(Records provided Opens)

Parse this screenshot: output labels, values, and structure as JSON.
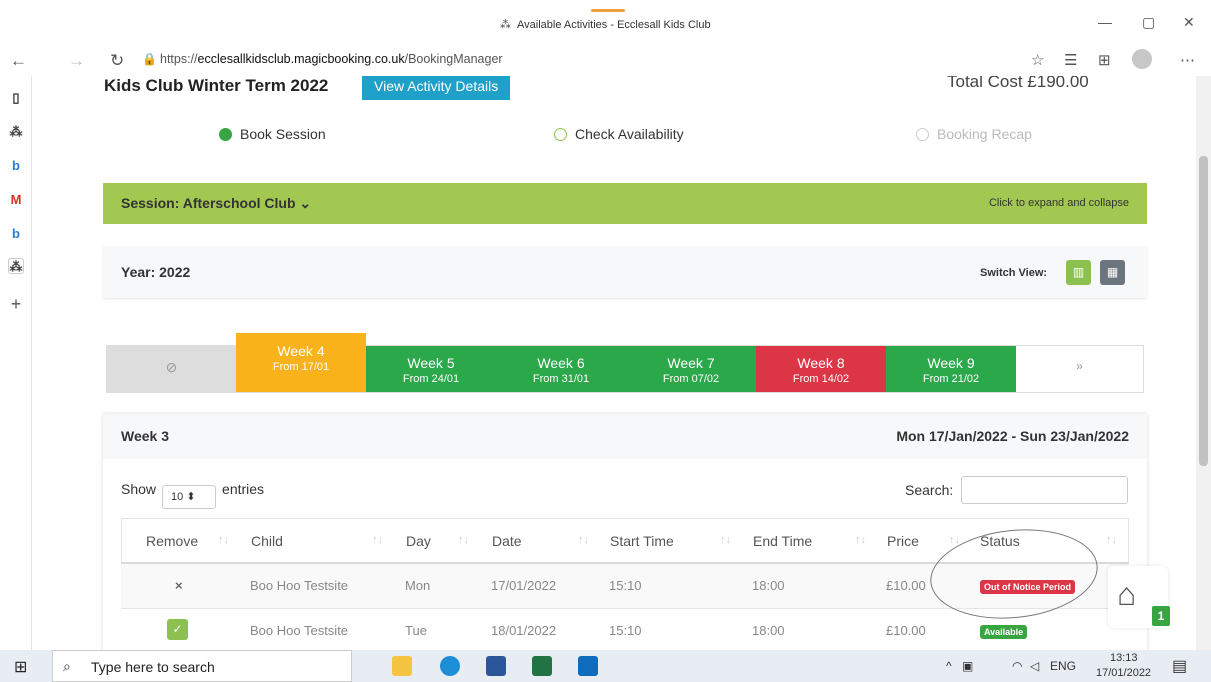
{
  "browser": {
    "tab_title": "Available Activities - Ecclesall Kids Club",
    "url_prefix": "https://",
    "url_host": "ecclesallkidsclub.magicbooking.co.uk",
    "url_path": "/BookingManager"
  },
  "page": {
    "heading": "Kids Club Winter Term 2022",
    "view_details_label": "View Activity Details",
    "total_cost": "Total Cost £190.00",
    "steps": [
      {
        "label": "Book Session",
        "state": "done"
      },
      {
        "label": "Check Availability",
        "state": "current"
      },
      {
        "label": "Booking Recap",
        "state": "pending"
      }
    ],
    "session_label": "Session: Afterschool Club",
    "session_hint": "Click to expand and collapse",
    "year_label": "Year: 2022",
    "switch_view_label": "Switch View:",
    "weeks": [
      {
        "week": "Week 4",
        "from": "From 17/01",
        "color": "#f9b21a"
      },
      {
        "week": "Week 5",
        "from": "From 24/01",
        "color": "#2aa84a"
      },
      {
        "week": "Week 6",
        "from": "From 31/01",
        "color": "#2aa84a"
      },
      {
        "week": "Week 7",
        "from": "From 07/02",
        "color": "#2aa84a"
      },
      {
        "week": "Week 8",
        "from": "From 14/02",
        "color": "#dc3545"
      },
      {
        "week": "Week 9",
        "from": "From 21/02",
        "color": "#2aa84a"
      }
    ],
    "next_label": "»",
    "week_panel": {
      "title": "Week 3",
      "range": "Mon 17/Jan/2022 - Sun 23/Jan/2022",
      "show_label": "Show",
      "entries_value": "10",
      "entries_label": "entries",
      "search_label": "Search:",
      "columns": [
        "Remove",
        "Child",
        "Day",
        "Date",
        "Start Time",
        "End Time",
        "Price",
        "Status"
      ],
      "rows": [
        {
          "remove": "×",
          "child": "Boo Hoo Testsite",
          "day": "Mon",
          "date": "17/01/2022",
          "start": "15:10",
          "end": "18:00",
          "price": "£10.00",
          "status": "Out of Notice Period",
          "status_color": "#dc3545"
        },
        {
          "remove": "✓",
          "child": "Boo Hoo Testsite",
          "day": "Tue",
          "date": "18/01/2022",
          "start": "15:10",
          "end": "18:00",
          "price": "£10.00",
          "status": "Available",
          "status_color": "#37a540"
        }
      ]
    },
    "basket_count": "1"
  },
  "taskbar": {
    "search_placeholder": "Type here to search",
    "lang": "ENG",
    "time": "13:13",
    "date": "17/01/2022"
  }
}
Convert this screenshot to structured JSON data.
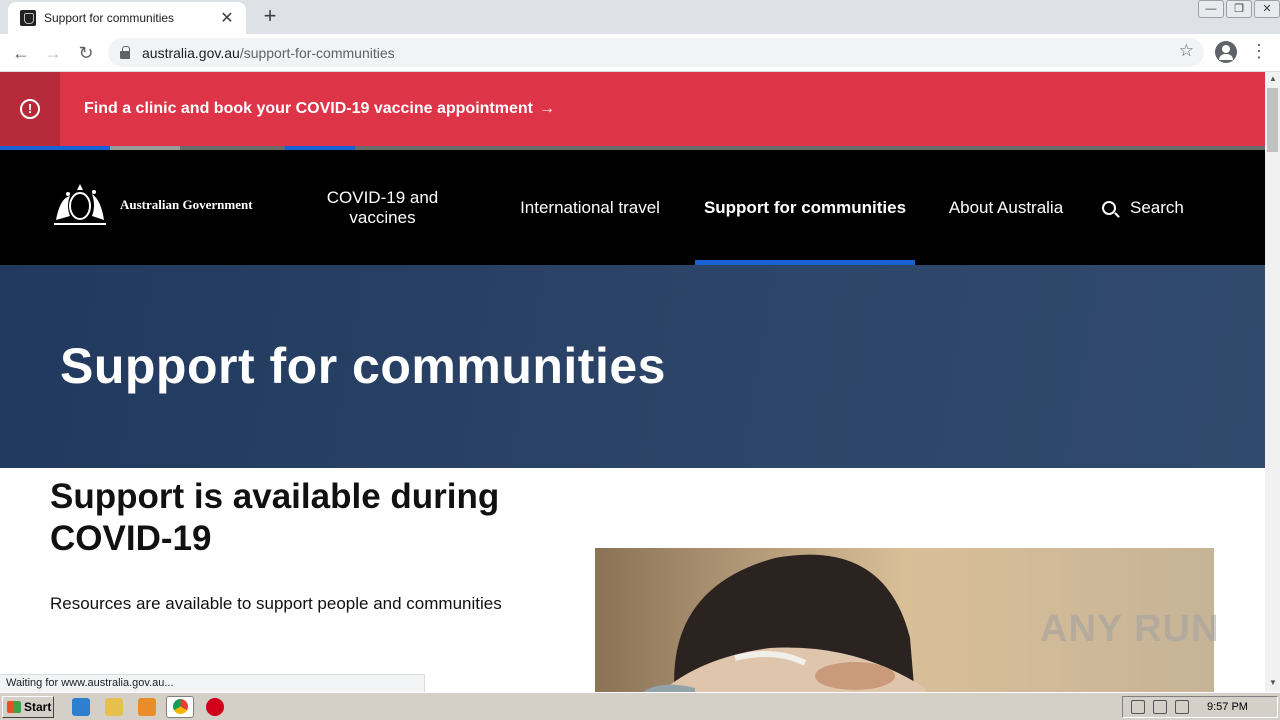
{
  "browser": {
    "tab_title": "Support for communities",
    "tab_close": "✕",
    "new_tab": "+",
    "url_host": "australia.gov.au",
    "url_path": "/support-for-communities",
    "back": "←",
    "forward": "→",
    "reload": "↻",
    "bookmark": "☆",
    "menu": "⋮",
    "minimize": "—",
    "restore": "❐",
    "close": "✕",
    "status_text": "Waiting for www.australia.gov.au..."
  },
  "alert": {
    "icon": "!",
    "text": "Find a clinic and book your COVID-19 vaccine appointment",
    "arrow": "→"
  },
  "header": {
    "logo_text": "Australian Government",
    "nav": [
      {
        "label": "COVID-19 and vaccines",
        "active": false
      },
      {
        "label": "International travel",
        "active": false
      },
      {
        "label": "Support for communities",
        "active": true
      },
      {
        "label": "About Australia",
        "active": false
      }
    ],
    "search_label": "Search"
  },
  "colors": {
    "alert_bg": "#dd3447",
    "nav_bg": "#000000",
    "active_underline": "#1a62d4",
    "hero_bg": "#2c4467",
    "stripe": [
      "#1a62d4",
      "#6b6b6b",
      "#9a9a9a",
      "#1a62d4"
    ]
  },
  "hero": {
    "title": "Support for communities"
  },
  "main": {
    "heading": "Support is available during COVID-19",
    "intro": "Resources are available to support people and communities"
  },
  "overlay": {
    "watermark": "ANY RUN"
  },
  "taskbar": {
    "start_label": "Start",
    "clock": "9:57 PM"
  }
}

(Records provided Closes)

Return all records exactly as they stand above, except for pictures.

• [Response]
Parse this screenshot: output labels, values, and structure as JSON.
{
  "browser": {
    "tab_title": "Available Activities - Ecclesall Kids Club",
    "url_prefix": "https://",
    "url_host": "ecclesallkidsclub.magicbooking.co.uk",
    "url_path": "/BookingManager"
  },
  "page": {
    "heading": "Kids Club Winter Term 2022",
    "view_details_label": "View Activity Details",
    "total_cost": "Total Cost £190.00",
    "steps": [
      {
        "label": "Book Session",
        "state": "done"
      },
      {
        "label": "Check Availability",
        "state": "current"
      },
      {
        "label": "Booking Recap",
        "state": "pending"
      }
    ],
    "session_label": "Session: Afterschool Club",
    "session_hint": "Click to expand and collapse",
    "year_label": "Year: 2022",
    "switch_view_label": "Switch View:",
    "weeks": [
      {
        "week": "Week 4",
        "from": "From 17/01",
        "color": "#f9b21a"
      },
      {
        "week": "Week 5",
        "from": "From 24/01",
        "color": "#2aa84a"
      },
      {
        "week": "Week 6",
        "from": "From 31/01",
        "color": "#2aa84a"
      },
      {
        "week": "Week 7",
        "from": "From 07/02",
        "color": "#2aa84a"
      },
      {
        "week": "Week 8",
        "from": "From 14/02",
        "color": "#dc3545"
      },
      {
        "week": "Week 9",
        "from": "From 21/02",
        "color": "#2aa84a"
      }
    ],
    "next_label": "»",
    "week_panel": {
      "title": "Week 3",
      "range": "Mon 17/Jan/2022 - Sun 23/Jan/2022",
      "show_label": "Show",
      "entries_value": "10",
      "entries_label": "entries",
      "search_label": "Search:",
      "columns": [
        "Remove",
        "Child",
        "Day",
        "Date",
        "Start Time",
        "End Time",
        "Price",
        "Status"
      ],
      "rows": [
        {
          "remove": "×",
          "child": "Boo Hoo Testsite",
          "day": "Mon",
          "date": "17/01/2022",
          "start": "15:10",
          "end": "18:00",
          "price": "£10.00",
          "status": "Out of Notice Period",
          "status_color": "#dc3545"
        },
        {
          "remove": "✓",
          "child": "Boo Hoo Testsite",
          "day": "Tue",
          "date": "18/01/2022",
          "start": "15:10",
          "end": "18:00",
          "price": "£10.00",
          "status": "Available",
          "status_color": "#37a540"
        }
      ]
    },
    "basket_count": "1"
  },
  "taskbar": {
    "search_placeholder": "Type here to search",
    "lang": "ENG",
    "time": "13:13",
    "date": "17/01/2022"
  }
}
Convert this screenshot to structured JSON data.
{
  "browser": {
    "tab_title": "Support for communities",
    "tab_close": "✕",
    "new_tab": "+",
    "url_host": "australia.gov.au",
    "url_path": "/support-for-communities",
    "back": "←",
    "forward": "→",
    "reload": "↻",
    "bookmark": "☆",
    "menu": "⋮",
    "minimize": "—",
    "restore": "❐",
    "close": "✕",
    "status_text": "Waiting for www.australia.gov.au..."
  },
  "alert": {
    "icon": "!",
    "text": "Find a clinic and book your COVID-19 vaccine appointment",
    "arrow": "→"
  },
  "header": {
    "logo_text": "Australian Government",
    "nav": [
      {
        "label": "COVID-19 and vaccines",
        "active": false
      },
      {
        "label": "International travel",
        "active": false
      },
      {
        "label": "Support for communities",
        "active": true
      },
      {
        "label": "About Australia",
        "active": false
      }
    ],
    "search_label": "Search"
  },
  "colors": {
    "alert_bg": "#dd3447",
    "nav_bg": "#000000",
    "active_underline": "#1a62d4",
    "hero_bg": "#2c4467",
    "stripe": [
      "#1a62d4",
      "#6b6b6b",
      "#9a9a9a",
      "#1a62d4"
    ]
  },
  "hero": {
    "title": "Support for communities"
  },
  "main": {
    "heading": "Support is available during COVID-19",
    "intro": "Resources are available to support people and communities"
  },
  "overlay": {
    "watermark": "ANY RUN"
  },
  "taskbar": {
    "start_label": "Start",
    "clock": "9:57 PM"
  }
}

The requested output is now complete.